First-time candidates are working in waves in 10 wards to unseat long-time City Council members who have fulfilled Chicago’s reputation of standing by “old school” politics. In the 40th Ward runoff, 36-year incumbent Ald. Patrick O’Connor has been pushed into a runoff with one man working to weed out what was once known as the “Chicago Way.”
Andre Vasquez, AT&T Statewide Area Manager, worked alongside other young challengers to unseat O’Connor. He was the only candidate to push O’Connor into a runoff in decades with 20.1 percent of the vote compared to O’Connor’s 33.3 percent.
“Running for alderman was never something I thought I would do. I wanted to be community organizer,” Vasquez said.
A known right-hand-man of Mayor Rahm Emanuel, O’Connor has held his seat on City Council for 36 years, second only in tenure to Ald. Ed Burke (14th Ward), who is facing federal attempted extortion charges, yet held onto his City Council seat with 54.3 percent of the vote. O’Connor has taken over Burke’s seat on the City of Chicago Committee on Finance.
Being chair of the finance committee is the most powerful job on City Council because every permit, legislation and funding needs to be approved by the committee, according to University of Illinois at Chicago political science professor and former Alderman Dick Simpson.
The committee is also responsible for the worker’s compensation program—an aldermanic responsibility scrutinized by many Chicagoans —for aldermen, specifically Burke, allegedly playing favorites when it comes to who gets compensation approved and who doesn’t.
O’Connor has also been accused of nepotism for gifting family members jobs on his staff in the 1980s, earning him the nickname “City Hall Santa.”
“[Corruption] is very much part of O’Connor,” Vasquez said. “It’s not about you… Being an alderperson makes you a public servant. I’ve seen a wave of folks who know that.”
Vasquez said the way to weed out corruption in City Council is to bring an end to aldermanic prerogative, require aldermen to focus on City Council as a full time job and spearhead a “small donor match public finance ordinance for city elections to end pay-to-play corruption.”
“Chicago is corrupt at every level,” Vasquez said. “Politicians are influenced by clout and money and not the people they are meant to serve.”
The weight of a campaign war chest can make or break a candidate’s run for alderman because funding allows their message to get out to constituents, Simpson said, adding that he advises candidates to collect at least a quarter of a million dollars.
O’Connor has had no problems with financing, and has even received at least $65,000 in campaign contributions from Chicago for Rahm Emanuel and $10,000 from Dream Town Realty, the real-estate firm where his wife, Barbara O’Connor, holds a top position.
Attempts to contact O’Connor and staff were not replied to by press time.
Many 40th Ward constituents in parts of the Lincoln Square, Budlong Woods, Bowmanville, West Andersonville, Edgewater and West Ridge neighborhoods feel grateful for O’Connor, who has provided community services and done well by them, Simpson said.
Facing the first competition he’s had in years, O’Connor shifted gears to negative campaign tactics, highlighting misogynistic and homophobic comments Vasquez made when he was a rapper by the name of Prime in 2001. The lyrics were placed on the website thetruthaboutandre.com and paid for by O’Connor’s campaign, with the phrase “Andre Vasquez would bring shame to our community” at the bottom.
Vasquez has apologized for his actions and countered O’Connor: “Some people grow and learn and change and some people don’t. I’m not proud of who I was when I was a younger man, but I’m proud of who I am today,” he told NBC5 in a March 15 article. “The Pat O’Connor who was attacking someone’s ethnicity at a forum in 2018 is the same Pat O’Connor who tried to sabotage Harold Washington in 1984. Voters have a clear choice between the past and the future in this race.”
The 40th Ward demographic has changed dramatically since O’Connor’s first days in office.
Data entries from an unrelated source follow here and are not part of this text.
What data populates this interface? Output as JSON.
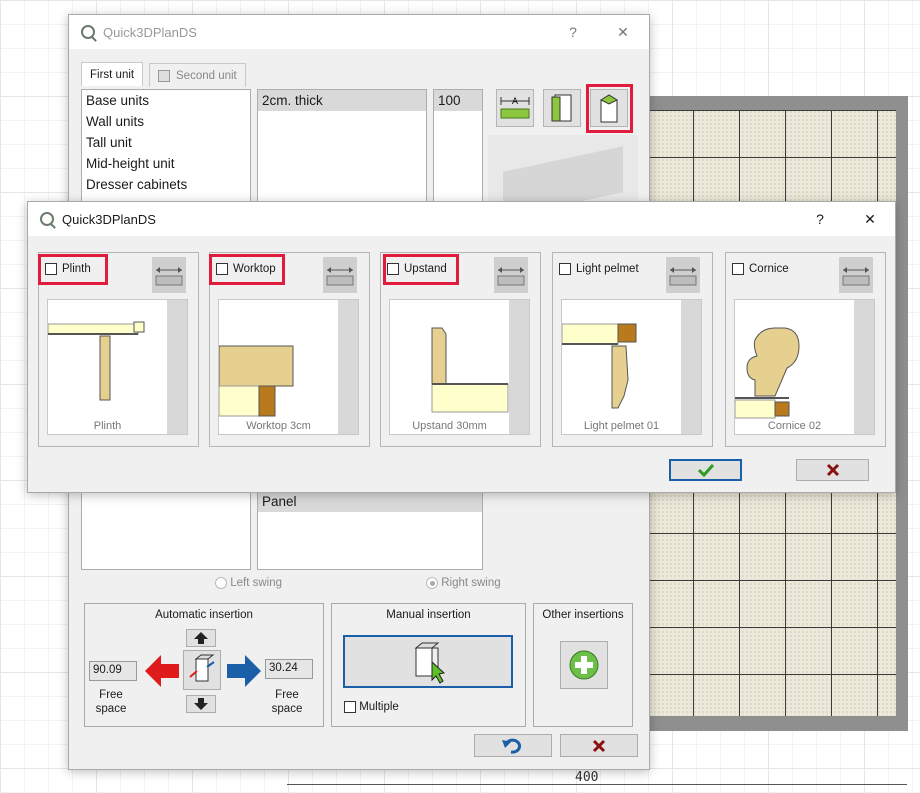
{
  "plan": {
    "dimension_label": "400"
  },
  "main_window": {
    "title": "Quick3DPlanDS",
    "help": "?",
    "close": "✕",
    "tabs": [
      {
        "label": "First unit",
        "active": true
      },
      {
        "label": "Second unit",
        "active": false
      }
    ],
    "categories": [
      "Base units",
      "Wall units",
      "Tall unit",
      "Mid-height unit",
      "Dresser cabinets"
    ],
    "thickness_list": [
      "2cm. thick"
    ],
    "value_list": [
      "100"
    ],
    "lower_list": [
      "Panel"
    ],
    "swing": {
      "left": "Left swing",
      "right": "Right swing",
      "selected": "right"
    },
    "automatic": {
      "title": "Automatic insertion",
      "left_value": "90.09",
      "right_value": "30.24",
      "free_space_left": "Free space",
      "free_space_right": "Free space"
    },
    "manual": {
      "title": "Manual insertion",
      "multiple": "Multiple"
    },
    "other": {
      "title": "Other insertions"
    }
  },
  "finish_dialog": {
    "title": "Quick3DPlanDS",
    "help": "?",
    "close": "✕",
    "panels": [
      {
        "label": "Plinth",
        "caption": "Plinth",
        "highlighted": true
      },
      {
        "label": "Worktop",
        "caption": "Worktop 3cm",
        "highlighted": true
      },
      {
        "label": "Upstand",
        "caption": "Upstand 30mm",
        "highlighted": true
      },
      {
        "label": "Light pelmet",
        "caption": "Light pelmet 01",
        "highlighted": false
      },
      {
        "label": "Cornice",
        "caption": "Cornice 02",
        "highlighted": false
      }
    ],
    "ok_icon": "check-icon",
    "cancel_icon": "x-icon"
  },
  "colors": {
    "highlight": "#e01b3c",
    "ok_border": "#1a5fa8",
    "wood": "#e6d08f",
    "dark_wood": "#b97a1e",
    "cream": "#ffffcc"
  }
}
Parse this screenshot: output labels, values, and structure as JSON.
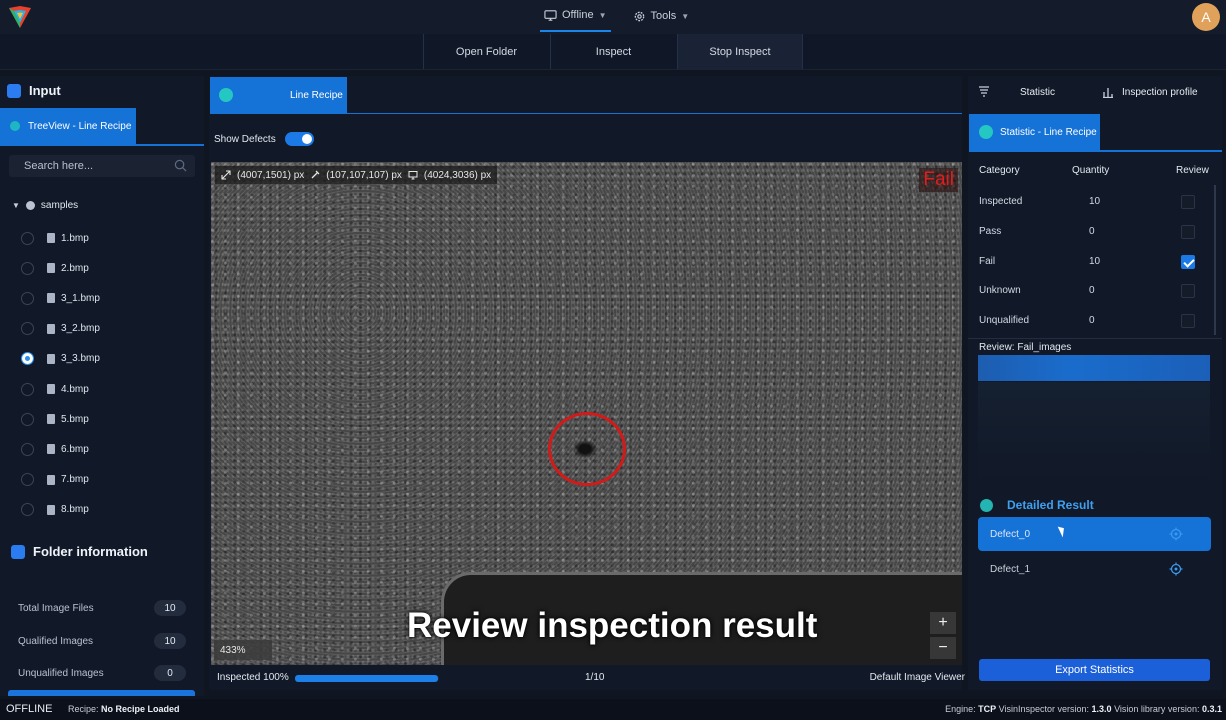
{
  "topbar": {
    "mode_label": "Offline",
    "tools_label": "Tools",
    "user_initial": "A"
  },
  "toolbar": {
    "buttons": [
      "Open Folder",
      "Inspect",
      "Stop Inspect"
    ]
  },
  "left_panel": {
    "title": "Input",
    "tab_label": "TreeView - Line Recipe",
    "search_placeholder": "Search here...",
    "tree_root": "samples",
    "files": [
      "1.bmp",
      "2.bmp",
      "3_1.bmp",
      "3_2.bmp",
      "3_3.bmp",
      "4.bmp",
      "5.bmp",
      "6.bmp",
      "7.bmp",
      "8.bmp"
    ],
    "selected_file": "3_3.bmp",
    "folder_info_title": "Folder information",
    "folder_info": [
      {
        "label": "Total Image Files",
        "value": "10"
      },
      {
        "label": "Qualified Images",
        "value": "10"
      },
      {
        "label": "Unqualified Images",
        "value": "0"
      }
    ]
  },
  "viewer": {
    "tab_label": "Line Recipe",
    "show_defects_label": "Show Defects",
    "show_defects_on": true,
    "coord_position": "(4007,1501) px",
    "coord_color": "(107,107,107) px",
    "coord_size": "(4024,3036) px",
    "result_badge": "Fail",
    "zoom": "433%",
    "zoom_in": "+",
    "zoom_out": "−",
    "caption": "Review inspection result",
    "progress_label": "Inspected 100%",
    "progress_value": 0.99,
    "page_count": "1/10",
    "viewer_mode": "Default Image Viewer"
  },
  "right_panel": {
    "tab_statistic": "Statistic",
    "tab_profile": "Inspection profile",
    "stat_tab_label": "Statistic - Line Recipe",
    "columns": [
      "Category",
      "Quantity",
      "Review"
    ],
    "rows": [
      {
        "category": "Inspected",
        "quantity": "10",
        "review": false
      },
      {
        "category": "Pass",
        "quantity": "0",
        "review": false
      },
      {
        "category": "Fail",
        "quantity": "10",
        "review": true
      },
      {
        "category": "Unknown",
        "quantity": "0",
        "review": false
      },
      {
        "category": "Unqualified",
        "quantity": "0",
        "review": false
      }
    ],
    "review_label": "Review: Fail_images",
    "detailed_title": "Detailed Result",
    "defects": [
      "Defect_0",
      "Defect_1"
    ],
    "export_label": "Export Statistics"
  },
  "statusbar": {
    "state": "OFFLINE",
    "recipe_label": "Recipe:",
    "recipe_value": "No Recipe Loaded",
    "engine_label": "Engine:",
    "engine_value": "TCP",
    "inspector_label": "VisinInspector version:",
    "inspector_value": "1.3.0",
    "library_label": "Vision library version:",
    "library_value": "0.3.1"
  },
  "colors": {
    "accent": "#1572d6",
    "fail": "#e11d1d",
    "background": "#0f1521"
  }
}
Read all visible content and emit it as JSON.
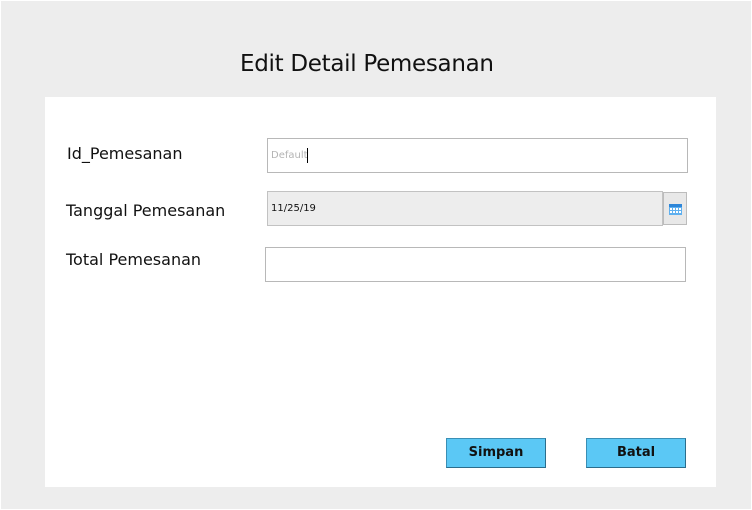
{
  "form": {
    "title": "Edit Detail Pemesanan",
    "fields": {
      "id_pemesanan": {
        "label": "Id_Pemesanan",
        "value": "",
        "placeholder": "Default"
      },
      "tanggal_pemesanan": {
        "label": "Tanggal Pemesanan",
        "value": "11/25/19",
        "picker_icon": "calendar-icon"
      },
      "total_pemesanan": {
        "label": "Total Pemesanan",
        "value": ""
      }
    },
    "buttons": {
      "save_label": "Simpan",
      "cancel_label": "Batal"
    }
  },
  "colors": {
    "window_background": "#ededed",
    "panel_background": "#ffffff",
    "button_background": "#5bc8f5",
    "calendar_icon": "#2e86d8"
  }
}
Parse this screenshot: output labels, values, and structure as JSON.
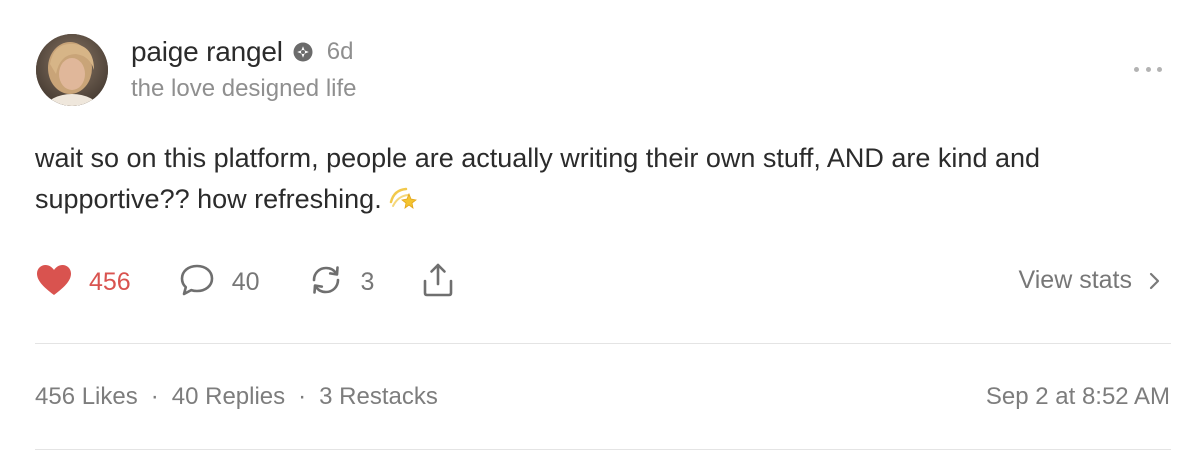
{
  "post": {
    "author": {
      "name": "paige rangel",
      "verified_icon": "verified-badge-icon",
      "age": "6d",
      "subtitle": "the love designed life"
    },
    "menu_icon": "more-horizontal-icon",
    "body_text": "wait so on this platform, people are actually writing their own stuff, AND are kind and supportive?? how refreshing.",
    "body_emoji": "dizzy-star-emoji",
    "actions": {
      "like": {
        "icon": "heart-icon",
        "count": "456",
        "active": true
      },
      "reply": {
        "icon": "comment-bubble-icon",
        "count": "40"
      },
      "restack": {
        "icon": "restack-arrows-icon",
        "count": "3"
      },
      "share": {
        "icon": "share-upload-icon"
      }
    },
    "view_stats_label": "View stats",
    "summary": {
      "likes": "456 Likes",
      "replies": "40 Replies",
      "restacks": "3 Restacks",
      "separator": "·"
    },
    "timestamp": "Sep 2 at 8:52 AM"
  },
  "colors": {
    "like_active": "#d9534f",
    "muted_text": "#8f8f8f",
    "divider": "#e4e4e4"
  }
}
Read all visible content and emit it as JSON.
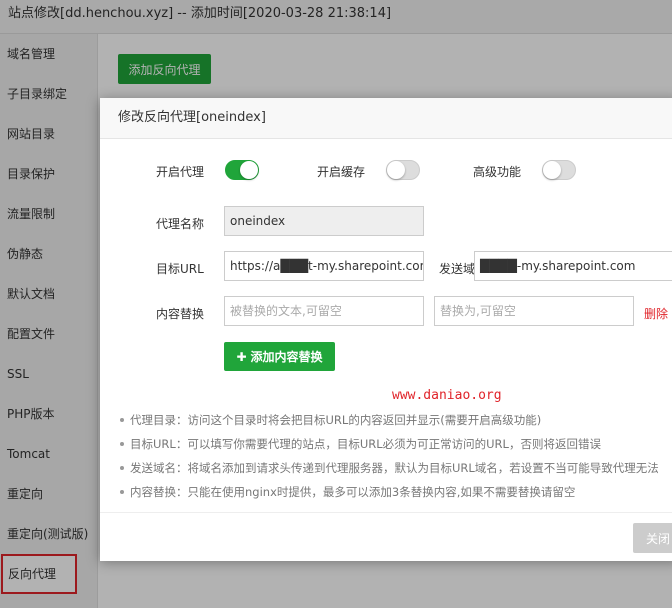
{
  "window": {
    "title": "站点修改[dd.henchou.xyz] -- 添加时间[2020-03-28 21:38:14]"
  },
  "sidebar": {
    "items": [
      {
        "label": "域名管理"
      },
      {
        "label": "子目录绑定"
      },
      {
        "label": "网站目录"
      },
      {
        "label": "目录保护"
      },
      {
        "label": "流量限制"
      },
      {
        "label": "伪静态"
      },
      {
        "label": "默认文档"
      },
      {
        "label": "配置文件"
      },
      {
        "label": "SSL"
      },
      {
        "label": "PHP版本"
      },
      {
        "label": "Tomcat"
      },
      {
        "label": "重定向"
      },
      {
        "label": "重定向(测试版)"
      },
      {
        "label": "反向代理",
        "active": true
      }
    ]
  },
  "main": {
    "add_proxy_label": "添加反向代理"
  },
  "modal": {
    "title": "修改反向代理[oneindex]",
    "toggles": {
      "proxy": {
        "label": "开启代理",
        "on": true
      },
      "cache": {
        "label": "开启缓存",
        "on": false
      },
      "advanced": {
        "label": "高级功能",
        "on": false
      }
    },
    "proxy_name": {
      "label": "代理名称",
      "value": "oneindex"
    },
    "target_url": {
      "label": "目标URL",
      "value": "https://a███t-my.sharepoint.com"
    },
    "send_domain": {
      "label": "发送域名",
      "value": "████-my.sharepoint.com"
    },
    "content_replace": {
      "label": "内容替换",
      "from_placeholder": "被替换的文本,可留空",
      "to_placeholder": "替换为,可留空",
      "delete_label": "删除",
      "add_label": "添加内容替换"
    },
    "notes": [
      "代理目录：访问这个目录时将会把目标URL的内容返回并显示(需要开启高级功能)",
      "目标URL：可以填写你需要代理的站点，目标URL必须为可正常访问的URL，否则将返回错误",
      "发送域名：将域名添加到请求头传递到代理服务器，默认为目标URL域名，若设置不当可能导致代理无法",
      "内容替换：只能在使用nginx时提供，最多可以添加3条替换内容,如果不需要替换请留空"
    ],
    "close_label": "关闭"
  },
  "watermark": "www.daniao.org",
  "colors": {
    "accent_green": "#20a53a",
    "danger_red": "#e0242a"
  }
}
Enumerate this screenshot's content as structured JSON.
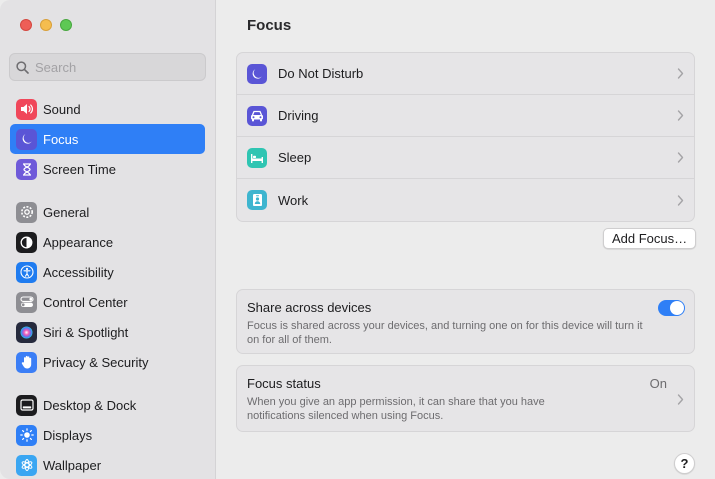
{
  "window": {
    "traffic_lights": {
      "close": "#ee5e57",
      "minimize": "#f5bd4f",
      "zoom": "#5ec854"
    }
  },
  "sidebar": {
    "search_placeholder": "Search",
    "groups": [
      [
        {
          "label": "Sound",
          "icon": "speaker-icon",
          "color": "#f0475a"
        },
        {
          "label": "Focus",
          "icon": "moon-icon",
          "color": "#5a55d6",
          "active": true
        },
        {
          "label": "Screen Time",
          "icon": "hourglass-icon",
          "color": "#6f5ad9"
        }
      ],
      [
        {
          "label": "General",
          "icon": "gear-icon",
          "color": "#8e8e93"
        },
        {
          "label": "Appearance",
          "icon": "appearance-icon",
          "color": "#1c1c1e"
        },
        {
          "label": "Accessibility",
          "icon": "accessibility-icon",
          "color": "#1f7cf0"
        },
        {
          "label": "Control Center",
          "icon": "control-center-icon",
          "color": "#8e8e93"
        },
        {
          "label": "Siri & Spotlight",
          "icon": "siri-icon",
          "color": "#262a3d"
        },
        {
          "label": "Privacy & Security",
          "icon": "hand-icon",
          "color": "#3b7ef6"
        }
      ],
      [
        {
          "label": "Desktop & Dock",
          "icon": "dock-icon",
          "color": "#1c1c1e"
        },
        {
          "label": "Displays",
          "icon": "sun-icon",
          "color": "#2f7ff6"
        },
        {
          "label": "Wallpaper",
          "icon": "wallpaper-icon",
          "color": "#3aa6f2"
        }
      ]
    ]
  },
  "main": {
    "title": "Focus",
    "focus_modes": [
      {
        "label": "Do Not Disturb",
        "icon": "moon-icon",
        "color": "#5a55d6"
      },
      {
        "label": "Driving",
        "icon": "car-icon",
        "color": "#5a55d6"
      },
      {
        "label": "Sleep",
        "icon": "bed-icon",
        "color": "#2fc5b2"
      },
      {
        "label": "Work",
        "icon": "badge-icon",
        "color": "#3eb5cf"
      }
    ],
    "add_focus_label": "Add Focus…",
    "share": {
      "title": "Share across devices",
      "description": "Focus is shared across your devices, and turning one on for this device will turn it on for all of them.",
      "enabled": true
    },
    "status": {
      "title": "Focus status",
      "value": "On",
      "description": "When you give an app permission, it can share that you have notifications silenced when using Focus."
    },
    "help_label": "?"
  }
}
Constituents are more diverse, they are younger, they are better educated and they are open to change—a demographic with which O’Connor has not strongly identified with in the past, Simpson said.
“We have come so far in society; we need to represent that in City Council,” Vasquez said. “We’re so much better. The 40th Ward can either be at the front of the line for change, or the back.”